Seabrook and Kiawah Islands will be hosting University of South Carolina (USC) graduate and undergraduate students for the next few months. These students are studying the Red Knots as they use our beaches as a stopover during their long spring migration. The students will be on the beach two days weekly from March through May, mostly likely on Friday and Saturday. As students survey the beach, you may recognize them by their bright yellow vests, tripods and scopes. If you find them looking through the scopes, it is important not to approach them or cross through their line of sight as looking for flags requires concentration and patience.

Luckily, the Seabrook Island Birders new Shorebird Steward Program began last Friday, March 6th. The goal of this new program is to have someone on the beach four hours a day with information, binoculars, and a birding scope for anyone who is interested in observing and learning more about our shorebirds. We will also have a Shorebird Steward accompany the USC student(s) as an intermediary in the event visiting beach goers are curious about their research project. 

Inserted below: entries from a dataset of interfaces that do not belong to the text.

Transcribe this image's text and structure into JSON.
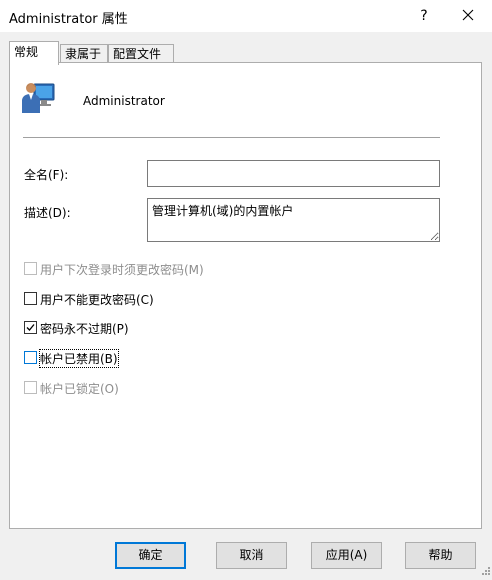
{
  "window": {
    "title": "Administrator 属性",
    "help_glyph": "?",
    "close_icon": "close-icon"
  },
  "tabs": [
    {
      "label": "常规",
      "active": true
    },
    {
      "label": "隶属于",
      "active": false
    },
    {
      "label": "配置文件",
      "active": false
    }
  ],
  "general": {
    "user_icon": "user-account-icon",
    "user_name": "Administrator",
    "fullname_label": "全名(F):",
    "fullname_value": "",
    "desc_label": "描述(D):",
    "desc_value": "管理计算机(域)的内置帐户",
    "checkboxes": [
      {
        "label": "用户下次登录时须更改密码(M)",
        "checked": false,
        "enabled": false
      },
      {
        "label": "用户不能更改密码(C)",
        "checked": false,
        "enabled": true
      },
      {
        "label": "密码永不过期(P)",
        "checked": true,
        "enabled": true
      },
      {
        "label": "帐户已禁用(B)",
        "checked": false,
        "enabled": true
      },
      {
        "label": "帐户已锁定(O)",
        "checked": false,
        "enabled": false
      }
    ]
  },
  "buttons": {
    "ok": "确定",
    "cancel": "取消",
    "apply": "应用(A)",
    "help": "帮助"
  },
  "colors": {
    "accent": "#0078d7",
    "dialog_bg": "#f0f0f0",
    "button_bg": "#e1e1e1"
  }
}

Objectives of the USC Red Knot Project: 

During their annual migrations, rufa Red Knots depend on stopover sites along the Atlantic coast of the U.S to rest and refuel. In the past, most research concerning Red Knots has concentrated on Delaware Bay, which may host 50-80% of the Red Knot population. However, observations and counts by SCDNR and other colleagues in the region suggest that the coast of South Carolina, specifically Seabrook and Kiawah Islands, are of great importance for knots. The research will quantify the knots use of the area during spring migration. 

The objectives of the study are: 

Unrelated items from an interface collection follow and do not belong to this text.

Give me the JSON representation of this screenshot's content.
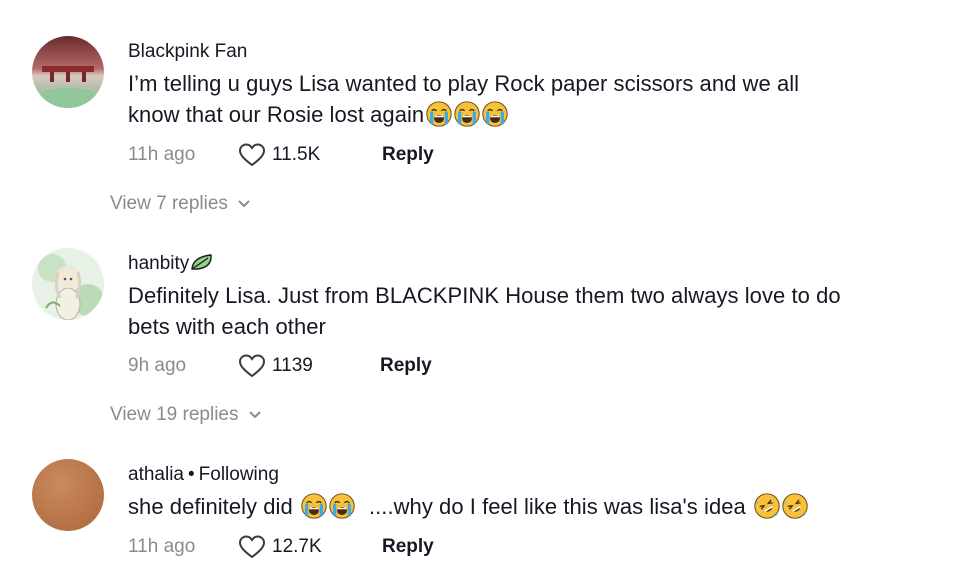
{
  "comments": [
    {
      "username": "Blackpink Fan",
      "text_line1": "I’m telling u guys Lisa wanted to play Rock paper scissors and we all",
      "text_line2": "know that our Rosie lost again",
      "time": "11h ago",
      "likes": "11.5K",
      "reply_label": "Reply",
      "view_replies": "View 7 replies"
    },
    {
      "username": "hanbity",
      "text_line1": "Definitely Lisa. Just from BLACKPINK House them two always love to do",
      "text_line2": "bets with each other",
      "time": "9h ago",
      "likes": "1139",
      "reply_label": "Reply",
      "view_replies": "View 19 replies"
    },
    {
      "username": "athalia",
      "following": "Following",
      "text_part1": "she definitely did",
      "text_part2": "....why do I feel like this was lisa's idea",
      "time": "11h ago",
      "likes": "12.7K",
      "reply_label": "Reply"
    }
  ],
  "icons": {
    "crying_emoji": "loudly-crying-face",
    "rolling_emoji": "rolling-on-floor-laughing-face",
    "heart": "heart-outline-icon",
    "chevron": "chevron-down-icon",
    "leaf": "leaf-icon"
  },
  "colors": {
    "text": "#161823",
    "muted": "#8a8b91",
    "emoji_yellow": "#f7c23a",
    "tear_blue": "#3fa9e8"
  }
}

  • Conduct weekly resighting efforts from Feb-May 2020 to identify individually marked Red Knots along the coast of Seabrook and Kiawah Island, SC. Resighting is an activity where an observer, using a high powered spotting scope or by photography, reads identification codes on the colored bands previously placed on the legs of Red Knots by researchers. It is a tough job to read tags on moving Red Knots!
  • Obtain robust estimates of the proportion of the rufa Red Knot population utilizing the study area and total stopover duration using  a research technique called mark-recapture sampling. This method statistically compares data obtained from banded birds to the number of unbanded birds to make an estimate of the total population and how long they stay.
  • Train two undergraduate students from the University of South Carolina (USC) to contribute to field work and data analyses. 
  • Support SCDNR shorebird conservation efforts through the provision of robust data. 

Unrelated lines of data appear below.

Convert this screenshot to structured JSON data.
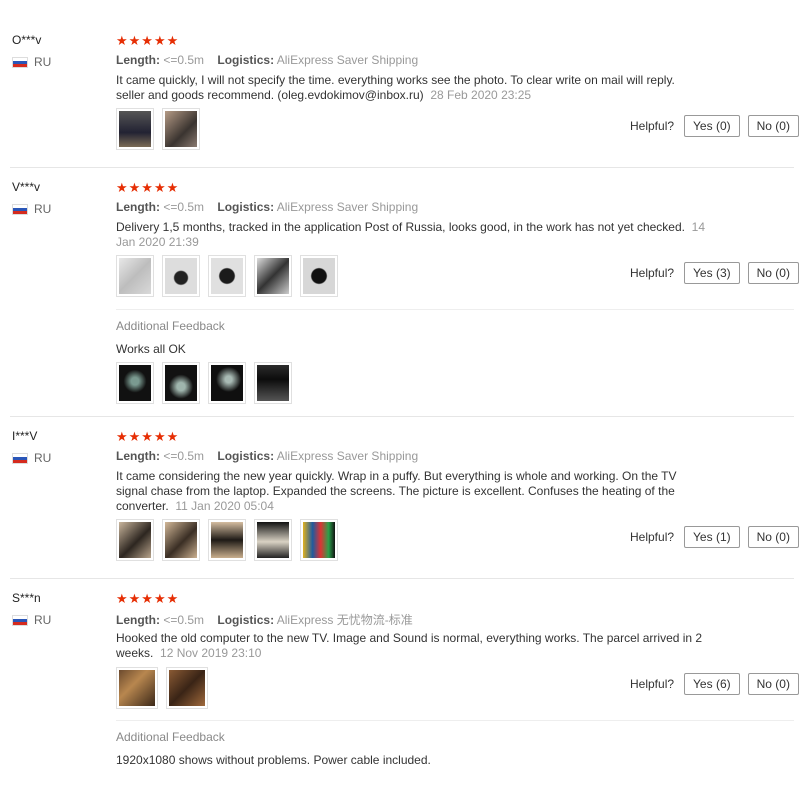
{
  "helpful_label": "Helpful?",
  "length_label": "Length:",
  "logistics_label": "Logistics:",
  "additional_feedback_label": "Additional Feedback",
  "colors": {
    "star": "#e62e04",
    "muted": "#999999"
  },
  "reviews": [
    {
      "user": "O***v",
      "country": "RU",
      "stars": "★★★★★",
      "length": "<=0.5m",
      "logistics": "AliExpress Saver Shipping",
      "text": "It came quickly, I will not specify the time. everything works see the photo. To clear write on mail will reply. seller and goods recommend. (oleg.evdokimov@inbox.ru)",
      "date": "28 Feb 2020 23:25",
      "yes": "Yes (0)",
      "no": "No (0)"
    },
    {
      "user": "V***v",
      "country": "RU",
      "stars": "★★★★★",
      "length": "<=0.5m",
      "logistics": "AliExpress Saver Shipping",
      "text": "Delivery 1,5 months, tracked in the application Post of Russia, looks good, in the work has not yet checked.",
      "date": "14 Jan 2020 21:39",
      "yes": "Yes (3)",
      "no": "No (0)",
      "additional_text": "Works all OK"
    },
    {
      "user": "I***V",
      "country": "RU",
      "stars": "★★★★★",
      "length": "<=0.5m",
      "logistics": "AliExpress Saver Shipping",
      "text": "It came considering the new year quickly. Wrap in a puffy. But everything is whole and working. On the TV signal chase from the laptop. Expanded the screens. The picture is excellent. Confuses the heating of the converter.",
      "date": "11 Jan 2020 05:04",
      "yes": "Yes (1)",
      "no": "No (0)"
    },
    {
      "user": "S***n",
      "country": "RU",
      "stars": "★★★★★",
      "length": "<=0.5m",
      "logistics": "AliExpress 无忧物流-标准",
      "text": "Hooked the old computer to the new TV. Image and Sound is normal, everything works. The parcel arrived in 2 weeks.",
      "date": "12 Nov 2019 23:10",
      "yes": "Yes (6)",
      "no": "No (0)",
      "additional_text": "1920x1080 shows without problems. Power cable included."
    }
  ]
}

Lodging Needed

To allow the students to spend more of their limited time closer to the beach, the program would like to find lodging on Friday nights for the students. If anyone on Seabrook Island would be interested in providing a room for a student one weekend during the next few months it would be a tremendous help to them. If interested please fill out this form and someone will contact you within a few days.  

If you want to learn more about the students and their research please visit their university’s website: 

Thank you to everyone for your support of this important study.

Sara Padula and Cameron Wise. Undergraduate students from the University of South Carolina.